Kimberly Elise. Elise forayed into vegetarianism 15 years ago and transitioned to veganism shortly after. The Beloved actress started her own website centered around her cruelty-free lifestyle in 2014. “My body runs better, I look healthier, I am able to honor my fellow living creatures, and most importantly, I feel better in mind, body, and spirit,” Elise writes. Photo courtesy of Mingle Media TV.
Erykah Badu. The singer-songwriter has been vegan since she released her first album, Baduizm, in 1997. In an interview with People magazine, Badu believes a vegan diet gives her more energy. "It’s just what’s best for my body. If I was a Lamborghini, I would want to put the best gas in it,” she says. Photo courtesy of Mikael Väisänen.

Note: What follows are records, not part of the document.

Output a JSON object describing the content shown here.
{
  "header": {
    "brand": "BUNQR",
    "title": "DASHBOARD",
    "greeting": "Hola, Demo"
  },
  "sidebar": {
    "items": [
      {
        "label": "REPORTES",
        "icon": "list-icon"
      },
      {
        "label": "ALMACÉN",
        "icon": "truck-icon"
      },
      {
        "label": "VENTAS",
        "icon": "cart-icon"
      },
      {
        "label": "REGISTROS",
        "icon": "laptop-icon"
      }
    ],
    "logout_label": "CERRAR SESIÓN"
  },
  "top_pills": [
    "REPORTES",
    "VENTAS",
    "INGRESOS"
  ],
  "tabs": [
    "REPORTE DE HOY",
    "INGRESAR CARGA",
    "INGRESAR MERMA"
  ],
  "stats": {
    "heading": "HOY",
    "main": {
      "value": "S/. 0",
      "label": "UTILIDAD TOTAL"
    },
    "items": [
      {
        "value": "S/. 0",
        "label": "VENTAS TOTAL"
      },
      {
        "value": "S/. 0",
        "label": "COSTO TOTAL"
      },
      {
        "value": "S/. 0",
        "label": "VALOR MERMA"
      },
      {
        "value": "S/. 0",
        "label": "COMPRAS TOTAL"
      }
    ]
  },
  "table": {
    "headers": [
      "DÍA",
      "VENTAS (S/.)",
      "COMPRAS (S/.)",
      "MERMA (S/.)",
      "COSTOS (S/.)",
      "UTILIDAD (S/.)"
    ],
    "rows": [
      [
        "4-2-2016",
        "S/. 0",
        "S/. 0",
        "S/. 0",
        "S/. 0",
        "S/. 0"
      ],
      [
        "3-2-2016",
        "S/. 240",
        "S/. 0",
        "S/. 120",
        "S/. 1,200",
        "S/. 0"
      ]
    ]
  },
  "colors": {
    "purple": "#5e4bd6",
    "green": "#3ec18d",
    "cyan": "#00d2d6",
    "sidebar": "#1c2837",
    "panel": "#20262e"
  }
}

Cory Booker. The New Jersey senator tried veganism as an experiment after being vegetarian for over two decades and never looked back. Famous for his charity work, the potential 2020 presidential candidate finds himself “more and more rejoicing in the delicious simplicity of a whole food, plant-based diet,” according to a Facebook post from March of this year. Photo courtesy of Senate of the United States.

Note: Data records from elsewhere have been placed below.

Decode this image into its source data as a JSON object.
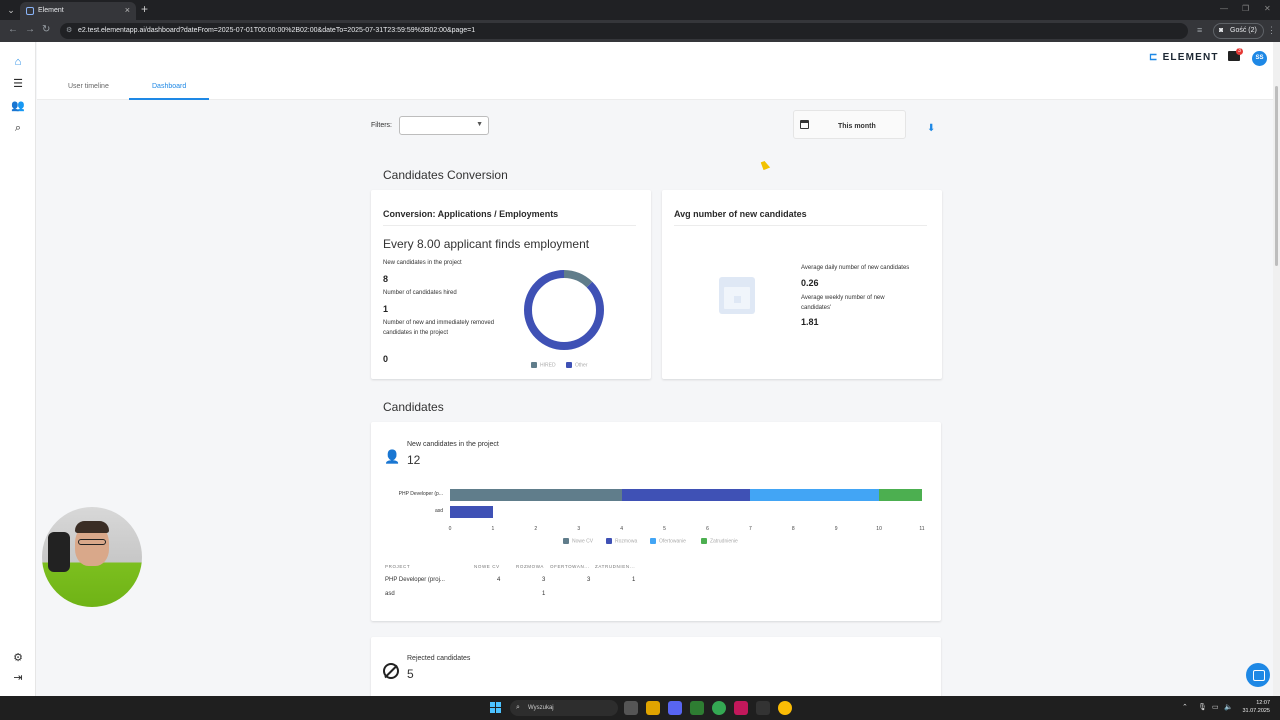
{
  "browser": {
    "tab_title": "Element",
    "tab_close": "×",
    "new_tab": "+",
    "url": "e2.test.elementapp.ai/dashboard?dateFrom=2025-07-01T00:00:00%2B02:00&dateTo=2025-07-31T23:59:59%2B02:00&page=1",
    "guest_label": "Gość (2)"
  },
  "app": {
    "logo": "ELEMENT",
    "mail_badge": "3",
    "avatar_initials": "SS",
    "tabs": [
      {
        "label": "User timeline"
      },
      {
        "label": "Dashboard"
      }
    ],
    "filters_label": "Filters:",
    "date_range": "This month"
  },
  "conversion": {
    "section_title": "Candidates Conversion",
    "card_title": "Conversion: Applications / Employments",
    "headline": "Every 8.00 applicant finds employment",
    "new_candidates_label": "New candidates in the project",
    "new_candidates_value": "8",
    "hired_label": "Number of candidates hired",
    "hired_value": "1",
    "removed_label": "Number of new and immediately removed candidates in the project",
    "removed_value": "0",
    "donut": {
      "slices": [
        {
          "name": "HIRED",
          "value": 1,
          "color": "#607d8b"
        },
        {
          "name": "Other",
          "value": 7,
          "color": "#3f51b5"
        }
      ]
    }
  },
  "avg": {
    "card_title": "Avg number of new candidates",
    "daily_label": "Average daily number of new candidates",
    "daily_value": "0.26",
    "weekly_label": "Average weekly number of new candidates'",
    "weekly_value": "1.81"
  },
  "candidates": {
    "section_title": "Candidates",
    "stat_label": "New candidates in the project",
    "stat_value": "12",
    "colors": {
      "Nowe CV": "#607d8b",
      "Rozmowa": "#3f51b5",
      "Ofertowanie": "#42a5f5",
      "Zatrudnienie": "#4caf50"
    },
    "table_headers": [
      "PROJECT",
      "NOWE CV",
      "ROZMOWA",
      "OFERTOWAN...",
      "ZATRUDNIEN..."
    ],
    "table_rows": [
      [
        "PHP Developer (proj...",
        "4",
        "3",
        "3",
        "1"
      ],
      [
        "asd",
        "",
        "1",
        "",
        ""
      ]
    ]
  },
  "chart_data": {
    "type": "bar",
    "orientation": "horizontal",
    "stacked": true,
    "categories": [
      "PHP Developer (p...",
      "asd"
    ],
    "series": [
      {
        "name": "Nowe CV",
        "values": [
          4,
          0
        ]
      },
      {
        "name": "Rozmowa",
        "values": [
          3,
          1
        ]
      },
      {
        "name": "Ofertowanie",
        "values": [
          3,
          0
        ]
      },
      {
        "name": "Zatrudnienie",
        "values": [
          1,
          0
        ]
      }
    ],
    "xlim": [
      0,
      11
    ],
    "xticks": [
      "0",
      "1",
      "2",
      "3",
      "4",
      "5",
      "6",
      "7",
      "8",
      "9",
      "10",
      "11"
    ],
    "legend": "bottom"
  },
  "rejected": {
    "label": "Rejected candidates",
    "value": "5"
  },
  "taskbar": {
    "search_placeholder": "Wyszukaj",
    "time": "12:07",
    "date": "31.07.2025"
  }
}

Coretta Scott King. Almost 30 years after the death of Martin Luther King Jr., Coretta Scott King, herself an activist before marrying, switched to a vegan diet. She adopted the lifestyle after her son, Dexter, convinced her that nonviolence toward animals was a natural extension of his parents’ activism. “If you’re violent to yourself by putting things into your body that violate its spirit,” says Dexter Scott King, “it will be difficult not to perpetuate that onto someone else.” Photo courtesy of the United States Library of Congress’ Prints and Photographs.
Peter Benson is the City Guides editor for NEHA. He has lived in four different countries and visited another couple dozen. He brings the lessons he learned from traveling and meeting people from all over the world to the publication. Benson earned his degree in business management from The University of Edinburgh in Scotland, his home country.
Jamie Jenson is the managing editor of NEHA. An avid reader while growing up, Jenson made a promise to herself that she would visit all of the places she enjoyed reading about, and to date, she’s traveled to more than 40 countries. She taught middle and high-school English for more than 10 years before moving to Syracuse. Jenson received her Bachelor of Arts in English literature from Rosemont College and a Master of Science degree in education from Binghamton University.